--- Records for processing Enclosed Below ---
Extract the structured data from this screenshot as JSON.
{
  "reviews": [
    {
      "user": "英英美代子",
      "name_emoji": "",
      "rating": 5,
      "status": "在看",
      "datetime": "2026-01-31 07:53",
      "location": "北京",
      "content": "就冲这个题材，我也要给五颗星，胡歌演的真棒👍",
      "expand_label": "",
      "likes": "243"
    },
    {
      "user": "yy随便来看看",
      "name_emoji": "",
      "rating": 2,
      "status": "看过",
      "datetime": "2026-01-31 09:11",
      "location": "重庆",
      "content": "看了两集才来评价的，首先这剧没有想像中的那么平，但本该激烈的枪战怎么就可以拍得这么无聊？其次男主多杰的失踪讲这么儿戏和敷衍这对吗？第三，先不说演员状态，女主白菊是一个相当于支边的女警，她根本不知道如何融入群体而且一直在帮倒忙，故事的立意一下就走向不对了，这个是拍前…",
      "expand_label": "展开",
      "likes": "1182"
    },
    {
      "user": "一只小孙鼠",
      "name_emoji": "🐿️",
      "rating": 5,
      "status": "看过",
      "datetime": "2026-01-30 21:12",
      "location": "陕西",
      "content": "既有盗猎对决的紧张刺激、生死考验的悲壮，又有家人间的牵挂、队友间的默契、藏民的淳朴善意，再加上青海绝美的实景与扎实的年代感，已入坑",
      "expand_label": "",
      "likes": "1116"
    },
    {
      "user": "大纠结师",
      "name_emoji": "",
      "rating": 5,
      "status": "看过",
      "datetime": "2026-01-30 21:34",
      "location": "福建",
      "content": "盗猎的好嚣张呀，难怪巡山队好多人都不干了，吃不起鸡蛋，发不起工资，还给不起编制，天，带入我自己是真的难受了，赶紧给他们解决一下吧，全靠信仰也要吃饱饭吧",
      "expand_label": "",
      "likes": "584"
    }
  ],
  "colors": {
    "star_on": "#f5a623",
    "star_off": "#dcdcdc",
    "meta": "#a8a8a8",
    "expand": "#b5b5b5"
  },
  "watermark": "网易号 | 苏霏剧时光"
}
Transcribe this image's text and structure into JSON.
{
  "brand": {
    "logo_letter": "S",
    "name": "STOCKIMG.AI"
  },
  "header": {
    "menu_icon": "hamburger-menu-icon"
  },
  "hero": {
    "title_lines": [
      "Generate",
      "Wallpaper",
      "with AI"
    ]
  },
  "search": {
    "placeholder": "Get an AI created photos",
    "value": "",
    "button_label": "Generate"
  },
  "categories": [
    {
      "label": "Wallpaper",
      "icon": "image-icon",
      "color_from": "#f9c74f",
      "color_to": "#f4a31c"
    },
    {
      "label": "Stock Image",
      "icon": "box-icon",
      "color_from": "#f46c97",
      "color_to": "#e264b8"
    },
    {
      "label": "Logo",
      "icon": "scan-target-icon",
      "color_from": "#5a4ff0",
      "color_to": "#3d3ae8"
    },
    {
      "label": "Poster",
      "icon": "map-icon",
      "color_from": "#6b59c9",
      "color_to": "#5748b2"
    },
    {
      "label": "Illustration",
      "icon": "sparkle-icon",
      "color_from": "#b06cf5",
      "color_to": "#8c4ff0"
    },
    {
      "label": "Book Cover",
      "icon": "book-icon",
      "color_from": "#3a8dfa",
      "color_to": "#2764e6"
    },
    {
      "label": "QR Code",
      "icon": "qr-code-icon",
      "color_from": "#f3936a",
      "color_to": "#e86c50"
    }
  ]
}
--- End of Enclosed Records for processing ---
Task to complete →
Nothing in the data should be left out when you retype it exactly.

Result of this exercise →
Extract the structured data from this screenshot as JSON.
{
  "reviews": [
    {
      "user": "英英美代子",
      "name_emoji": "",
      "rating": 5,
      "status": "在看",
      "datetime": "2026-01-31 07:53",
      "location": "北京",
      "content": "就冲这个题材，我也要给五颗星，胡歌演的真棒👍",
      "expand_label": "",
      "likes": "243"
    },
    {
      "user": "yy随便来看看",
      "name_emoji": "",
      "rating": 2,
      "status": "看过",
      "datetime": "2026-01-31 09:11",
      "location": "重庆",
      "content": "看了两集才来评价的，首先这剧没有想像中的那么平，但本该激烈的枪战怎么就可以拍得这么无聊？其次男主多杰的失踪讲这么儿戏和敷衍这对吗？第三，先不说演员状态，女主白菊是一个相当于支边的女警，她根本不知道如何融入群体而且一直在帮倒忙，故事的立意一下就走向不对了，这个是拍前…",
      "expand_label": "展开",
      "likes": "1182"
    },
    {
      "user": "一只小孙鼠",
      "name_emoji": "🐿️",
      "rating": 5,
      "status": "看过",
      "datetime": "2026-01-30 21:12",
      "location": "陕西",
      "content": "既有盗猎对决的紧张刺激、生死考验的悲壮，又有家人间的牵挂、队友间的默契、藏民的淳朴善意，再加上青海绝美的实景与扎实的年代感，已入坑",
      "expand_label": "",
      "likes": "1116"
    },
    {
      "user": "大纠结师",
      "name_emoji": "",
      "rating": 5,
      "status": "看过",
      "datetime": "2026-01-30 21:34",
      "location": "福建",
      "content": "盗猎的好嚣张呀，难怪巡山队好多人都不干了，吃不起鸡蛋，发不起工资，还给不起编制，天，带入我自己是真的难受了，赶紧给他们解决一下吧，全靠信仰也要吃饱饭吧",
      "expand_label": "",
      "likes": "584"
    }
  ],
  "colors": {
    "star_on": "#f5a623",
    "star_off": "#dcdcdc",
    "meta": "#a8a8a8",
    "expand": "#b5b5b5"
  },
  "watermark": "网易号 | 苏霏剧时光"
}
Transcribe this image's text and structure into JSON.
{
  "brand": {
    "logo_letter": "S",
    "name": "STOCKIMG.AI"
  },
  "header": {
    "menu_icon": "hamburger-menu-icon"
  },
  "hero": {
    "title_lines": [
      "Generate",
      "Wallpaper",
      "with AI"
    ]
  },
  "search": {
    "placeholder": "Get an AI created photos",
    "value": "",
    "button_label": "Generate"
  },
  "categories": [
    {
      "label": "Wallpaper",
      "icon": "image-icon",
      "color_from": "#f9c74f",
      "color_to": "#f4a31c"
    },
    {
      "label": "Stock Image",
      "icon": "box-icon",
      "color_from": "#f46c97",
      "color_to": "#e264b8"
    },
    {
      "label": "Logo",
      "icon": "scan-target-icon",
      "color_from": "#5a4ff0",
      "color_to": "#3d3ae8"
    },
    {
      "label": "Poster",
      "icon": "map-icon",
      "color_from": "#6b59c9",
      "color_to": "#5748b2"
    },
    {
      "label": "Illustration",
      "icon": "sparkle-icon",
      "color_from": "#b06cf5",
      "color_to": "#8c4ff0"
    },
    {
      "label": "Book Cover",
      "icon": "book-icon",
      "color_from": "#3a8dfa",
      "color_to": "#2764e6"
    },
    {
      "label": "QR Code",
      "icon": "qr-code-icon",
      "color_from": "#f3936a",
      "color_to": "#e86c50"
    }
  ]
}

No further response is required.